LIVE REVIEW: Swallow the Sun + Oceans of Slumber + Aeonian Sorrow @ Camden Underworld
It’s precisely 7pm on a Monday night, and the freshly-birthed drudgery of a new working week has had ample time to take effect – judging, at least, by the endless hordes of weary-looking Londoners jostling their way home through the hectic streets of a presently heaving Camden Town. So it’s with no small amount of amusing irony to note that the sizeable crowd of black-clad metal fans camped up outside The World’s End should be the ones looking so uncharacteristically cheery this evening. And with tonight marking the long-awaited return of Finnish doom luminaries Swallow The Sun, the presently buzzing atmosphere is easily understandable to anyone familiar with the band’s electrifying, heartrendingly affecting craft. From gorgeously ethereal symphonic trappings to bracing feats of undiluted aggression and deathly atmospheres so richly awash with feeling as to permeate the very fibre of one’s being, theirs is a rare, blackly magnetic magic indeed.
But, for the present moment, it’s down to melodic doomsters Aeonian Sorrow to open proceedings in suitably evocative style. With their lofty strains of luscious soprano soaring airily atop expansive slabs of pleasingly abrasive groove, there’s no mistaking the crushing, existential torment emanating from every lusciously gothic inch of this thoroughly emotive affair. It’s scarcely the most distinctive or original of musical formulas, but perhaps it’s precisely these instantly recognisable trappings that so effortlessly lure listeners into this quintessentially doom-laden spectacle.
Such safely familiar sonic territories are, however, nowhere to be found within the sultry, restlessly turbulent throes of Oceans of Slumber’s mesmerising set. Through gargantuan tidal waves of churning bass and frantically battering percussion, vocalist Cammie Gilbert’s crooning, richly luxuriant vocal prowess glimmers like a blinding beacon of light in the unrelenting, riff-laden darkness that presently surrounds her. Arms held high, weaving elegant symmetries in the air, her unique melding of full-bodied intensity and emotive sweetness makes for a truly electrifying stage presence. Assuming a fluidly lush richness of sound atop layer upon layer of intricate fretwork mere moments before plunging into a ragged onslaught of aggression, these restlessly intense compositions leave many a jaw agape before the Texans exit the stage to deafening waves of riotous applause.

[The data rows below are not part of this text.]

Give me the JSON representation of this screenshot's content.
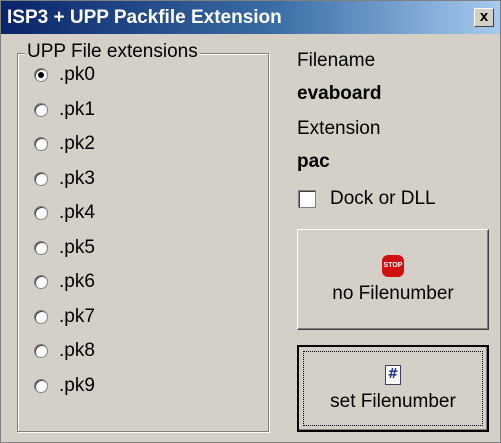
{
  "window": {
    "title": "ISP3 + UPP Packfile Extension",
    "close_glyph": "x"
  },
  "group": {
    "legend": "UPP File extensions",
    "options": [
      ".pk0",
      ".pk1",
      ".pk2",
      ".pk3",
      ".pk4",
      ".pk5",
      ".pk6",
      ".pk7",
      ".pk8",
      ".pk9"
    ],
    "selected": ".pk0"
  },
  "info": {
    "filename_label": "Filename",
    "filename_value": "evaboard",
    "extension_label": "Extension",
    "extension_value": "pac"
  },
  "dock_checkbox": {
    "label": "Dock or DLL",
    "checked": false
  },
  "buttons": {
    "no_filenumber": {
      "label": "no Filenumber",
      "icon": "stop-icon",
      "icon_text": "STOP"
    },
    "set_filenumber": {
      "label": "set Filenumber",
      "icon": "hash-document-icon",
      "icon_text": "#"
    }
  },
  "colors": {
    "title_start": "#0a246a",
    "title_end": "#a6caf0",
    "face": "#d4d0c8",
    "stop_red": "#d01010"
  }
}
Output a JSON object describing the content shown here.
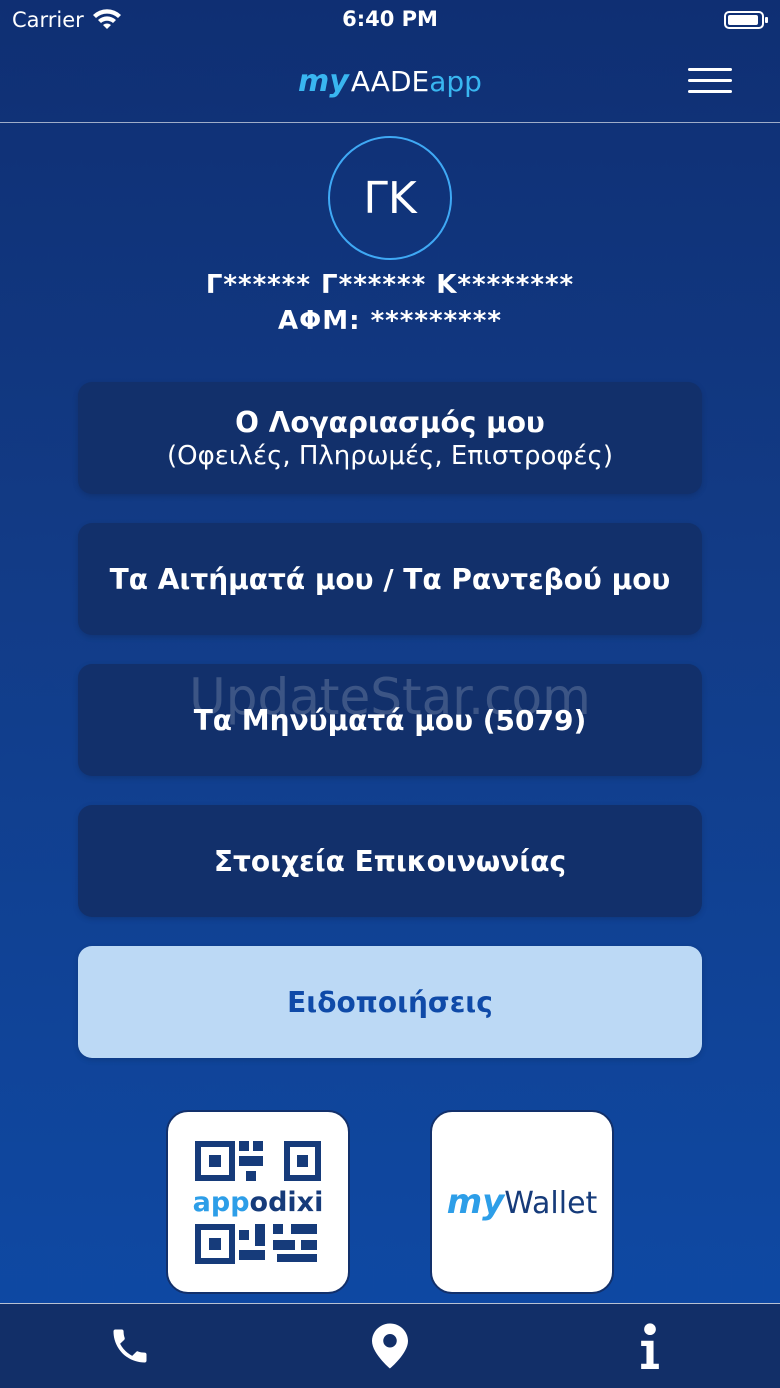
{
  "status_bar": {
    "carrier": "Carrier",
    "time": "6:40 PM"
  },
  "header": {
    "logo_my": "my",
    "logo_aade": "AADE",
    "logo_app": "app"
  },
  "profile": {
    "initials": "ΓΚ",
    "name": "Γ****** Γ****** Κ********",
    "afm": "ΑΦΜ: *********"
  },
  "menu": {
    "account_title": "Ο Λογαριασμός μου",
    "account_sub": "(Οφειλές, Πληρωμές, Επιστροφές)",
    "requests": "Τα Αιτήματά μου / Τα Ραντεβού μου",
    "messages": "Τα Μηνύματά μου (5079)",
    "contact": "Στοιχεία Επικοινωνίας",
    "notifications": "Ειδοποιήσεις"
  },
  "watermark": "UpdateStar.com",
  "tiles": {
    "appodixi_a": "app",
    "appodixi_b": "odixi",
    "wallet_my": "my",
    "wallet_word": "Wallet"
  },
  "tab_bar": {
    "icons": [
      "phone-icon",
      "location-pin-icon",
      "info-icon"
    ]
  },
  "colors": {
    "background_top": "#0f2f73",
    "background_bottom": "#0e4aa6",
    "card": "#12306b",
    "card_light": "#bcd9f5",
    "accent": "#39b6f0",
    "dark_brand": "#163b7a"
  }
}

In a world dominated by mindlessly derivative trends, pale imitations and posers, every so often we’re reminded of the limitlessly moving potential of music in its purest and most authentically undiluted form. That most ageless and ritualistic of artistic mediums that, within the space of a mere few, carefully placed notes, can anger, entrance, seduce - sometimes even destroy us. Taking us places we’d never dreamed possible. Bringing old, long-buried memories bubbling to the surface and overflowing in a gushing profusion of feeling. Suffice it to say that Swallow the Sun are one such rare and wondrously evocative outfit.
Beneath eerily flickering strains of pale stage lighting, the sombre assembly enter the stage as echoing flurries of Gregorian chants flood the auditorium with their duskily intoxicating presence. Then, a deathly hush and stillness of motion descends, hanging thick and suspenseful in the dense, prevailing darkness. It has begun…
Plunging listeners headlong into the crushing, restlessly accelerating blasts and flourishing strings of ‘When A Shadow is Forced Into the Light’, the Finns’ deft counterbalancing of quietly affecting restraint and untamed brutality is on impeccable form from the get-go. Despite their black-robed, restlessly stirring forms being all but enveloped in densely impenetrable darkness, there’s no mistaking the raw, relentlessly clawing grief attached to this most painfully intense and intimately personal of albums. Taking ample time to allow its glimmering, delicately unravelling melodies to seep deep into the synapses, ‘Firelights’s’ blackened eruption of tortured screams and delectably gothic organ notes palpabl